Brief – Everything in the listing below should be repeated exactly.

Data provided –
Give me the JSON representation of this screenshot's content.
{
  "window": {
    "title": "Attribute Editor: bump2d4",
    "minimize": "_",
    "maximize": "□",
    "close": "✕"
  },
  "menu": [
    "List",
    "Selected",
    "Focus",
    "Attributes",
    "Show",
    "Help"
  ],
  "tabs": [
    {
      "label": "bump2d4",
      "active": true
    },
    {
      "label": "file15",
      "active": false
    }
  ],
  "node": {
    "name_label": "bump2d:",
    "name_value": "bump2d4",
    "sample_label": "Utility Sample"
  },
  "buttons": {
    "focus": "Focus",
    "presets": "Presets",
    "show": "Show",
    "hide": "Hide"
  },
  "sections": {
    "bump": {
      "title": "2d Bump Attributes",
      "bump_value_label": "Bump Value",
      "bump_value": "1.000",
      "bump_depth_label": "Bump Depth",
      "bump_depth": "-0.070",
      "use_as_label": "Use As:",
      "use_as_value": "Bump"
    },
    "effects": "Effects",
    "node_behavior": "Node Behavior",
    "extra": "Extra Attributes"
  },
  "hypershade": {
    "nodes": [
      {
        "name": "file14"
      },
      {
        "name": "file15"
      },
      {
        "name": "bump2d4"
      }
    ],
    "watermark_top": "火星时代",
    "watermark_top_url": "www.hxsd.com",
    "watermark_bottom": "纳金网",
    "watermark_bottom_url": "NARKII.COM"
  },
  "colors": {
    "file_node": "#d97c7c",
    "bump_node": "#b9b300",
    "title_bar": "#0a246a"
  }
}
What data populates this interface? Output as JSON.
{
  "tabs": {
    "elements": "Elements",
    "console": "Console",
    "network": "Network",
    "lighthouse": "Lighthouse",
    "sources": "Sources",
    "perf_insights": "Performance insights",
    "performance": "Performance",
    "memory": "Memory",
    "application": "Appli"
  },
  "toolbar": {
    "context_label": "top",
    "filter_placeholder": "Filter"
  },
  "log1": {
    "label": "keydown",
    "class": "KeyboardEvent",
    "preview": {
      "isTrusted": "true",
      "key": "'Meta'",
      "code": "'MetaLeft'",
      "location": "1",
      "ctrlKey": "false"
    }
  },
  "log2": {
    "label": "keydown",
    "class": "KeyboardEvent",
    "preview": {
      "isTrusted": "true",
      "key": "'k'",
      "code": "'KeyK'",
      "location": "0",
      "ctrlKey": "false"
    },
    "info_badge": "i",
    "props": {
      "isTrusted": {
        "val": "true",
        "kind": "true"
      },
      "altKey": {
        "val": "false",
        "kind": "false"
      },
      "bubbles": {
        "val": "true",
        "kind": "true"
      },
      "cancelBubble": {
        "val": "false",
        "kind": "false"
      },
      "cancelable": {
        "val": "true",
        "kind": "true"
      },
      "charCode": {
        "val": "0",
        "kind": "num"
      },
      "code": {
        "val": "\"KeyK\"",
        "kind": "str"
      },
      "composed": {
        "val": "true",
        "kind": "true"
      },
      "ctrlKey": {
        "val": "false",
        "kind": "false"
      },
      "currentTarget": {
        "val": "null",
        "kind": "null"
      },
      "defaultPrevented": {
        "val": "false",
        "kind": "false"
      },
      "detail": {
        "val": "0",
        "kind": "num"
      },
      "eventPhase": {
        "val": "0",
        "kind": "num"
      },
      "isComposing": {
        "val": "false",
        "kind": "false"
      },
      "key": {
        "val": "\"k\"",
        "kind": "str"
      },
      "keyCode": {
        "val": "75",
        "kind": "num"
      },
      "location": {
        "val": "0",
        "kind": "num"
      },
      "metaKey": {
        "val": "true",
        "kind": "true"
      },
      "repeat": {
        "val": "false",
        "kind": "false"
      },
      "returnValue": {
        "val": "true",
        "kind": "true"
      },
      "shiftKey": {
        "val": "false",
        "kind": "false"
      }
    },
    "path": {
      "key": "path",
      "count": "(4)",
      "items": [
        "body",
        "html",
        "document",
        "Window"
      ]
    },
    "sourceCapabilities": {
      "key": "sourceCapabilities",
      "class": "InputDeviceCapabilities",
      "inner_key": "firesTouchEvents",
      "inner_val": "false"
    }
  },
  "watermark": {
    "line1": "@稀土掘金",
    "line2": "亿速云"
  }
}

Written response –
Give me the JSON representation of this screenshot's content.
{
  "window": {
    "title": "Attribute Editor: bump2d4",
    "minimize": "_",
    "maximize": "□",
    "close": "✕"
  },
  "menu": [
    "List",
    "Selected",
    "Focus",
    "Attributes",
    "Show",
    "Help"
  ],
  "tabs": [
    {
      "label": "bump2d4",
      "active": true
    },
    {
      "label": "file15",
      "active": false
    }
  ],
  "node": {
    "name_label": "bump2d:",
    "name_value": "bump2d4",
    "sample_label": "Utility Sample"
  },
  "buttons": {
    "focus": "Focus",
    "presets": "Presets",
    "show": "Show",
    "hide": "Hide"
  },
  "sections": {
    "bump": {
      "title": "2d Bump Attributes",
      "bump_value_label": "Bump Value",
      "bump_value": "1.000",
      "bump_depth_label": "Bump Depth",
      "bump_depth": "-0.070",
      "use_as_label": "Use As:",
      "use_as_value": "Bump"
    },
    "effects": "Effects",
    "node_behavior": "Node Behavior",
    "extra": "Extra Attributes"
  },
  "hypershade": {
    "nodes": [
      {
        "name": "file14"
      },
      {
        "name": "file15"
      },
      {
        "name": "bump2d4"
      }
    ],
    "watermark_top": "火星时代",
    "watermark_top_url": "www.hxsd.com",
    "watermark_bottom": "纳金网",
    "watermark_bottom_url": "NARKII.COM"
  },
  "colors": {
    "file_node": "#d97c7c",
    "bump_node": "#b9b300",
    "title_bar": "#0a246a"
  }
}
What data populates this interface? Output as JSON.
{
  "tabs": {
    "elements": "Elements",
    "console": "Console",
    "network": "Network",
    "lighthouse": "Lighthouse",
    "sources": "Sources",
    "perf_insights": "Performance insights",
    "performance": "Performance",
    "memory": "Memory",
    "application": "Appli"
  },
  "toolbar": {
    "context_label": "top",
    "filter_placeholder": "Filter"
  },
  "log1": {
    "label": "keydown",
    "class": "KeyboardEvent",
    "preview": {
      "isTrusted": "true",
      "key": "'Meta'",
      "code": "'MetaLeft'",
      "location": "1",
      "ctrlKey": "false"
    }
  },
  "log2": {
    "label": "keydown",
    "class": "KeyboardEvent",
    "preview": {
      "isTrusted": "true",
      "key": "'k'",
      "code": "'KeyK'",
      "location": "0",
      "ctrlKey": "false"
    },
    "info_badge": "i",
    "props": {
      "isTrusted": {
        "val": "true",
        "kind": "true"
      },
      "altKey": {
        "val": "false",
        "kind": "false"
      },
      "bubbles": {
        "val": "true",
        "kind": "true"
      },
      "cancelBubble": {
        "val": "false",
        "kind": "false"
      },
      "cancelable": {
        "val": "true",
        "kind": "true"
      },
      "charCode": {
        "val": "0",
        "kind": "num"
      },
      "code": {
        "val": "\"KeyK\"",
        "kind": "str"
      },
      "composed": {
        "val": "true",
        "kind": "true"
      },
      "ctrlKey": {
        "val": "false",
        "kind": "false"
      },
      "currentTarget": {
        "val": "null",
        "kind": "null"
      },
      "defaultPrevented": {
        "val": "false",
        "kind": "false"
      },
      "detail": {
        "val": "0",
        "kind": "num"
      },
      "eventPhase": {
        "val": "0",
        "kind": "num"
      },
      "isComposing": {
        "val": "false",
        "kind": "false"
      },
      "key": {
        "val": "\"k\"",
        "kind": "str"
      },
      "keyCode": {
        "val": "75",
        "kind": "num"
      },
      "location": {
        "val": "0",
        "kind": "num"
      },
      "metaKey": {
        "val": "true",
        "kind": "true"
      },
      "repeat": {
        "val": "false",
        "kind": "false"
      },
      "returnValue": {
        "val": "true",
        "kind": "true"
      },
      "shiftKey": {
        "val": "false",
        "kind": "false"
      }
    },
    "path": {
      "key": "path",
      "count": "(4)",
      "items": [
        "body",
        "html",
        "document",
        "Window"
      ]
    },
    "sourceCapabilities": {
      "key": "sourceCapabilities",
      "class": "InputDeviceCapabilities",
      "inner_key": "firesTouchEvents",
      "inner_val": "false"
    }
  },
  "watermark": {
    "line1": "@稀土掘金",
    "line2": "亿速云"
  }
}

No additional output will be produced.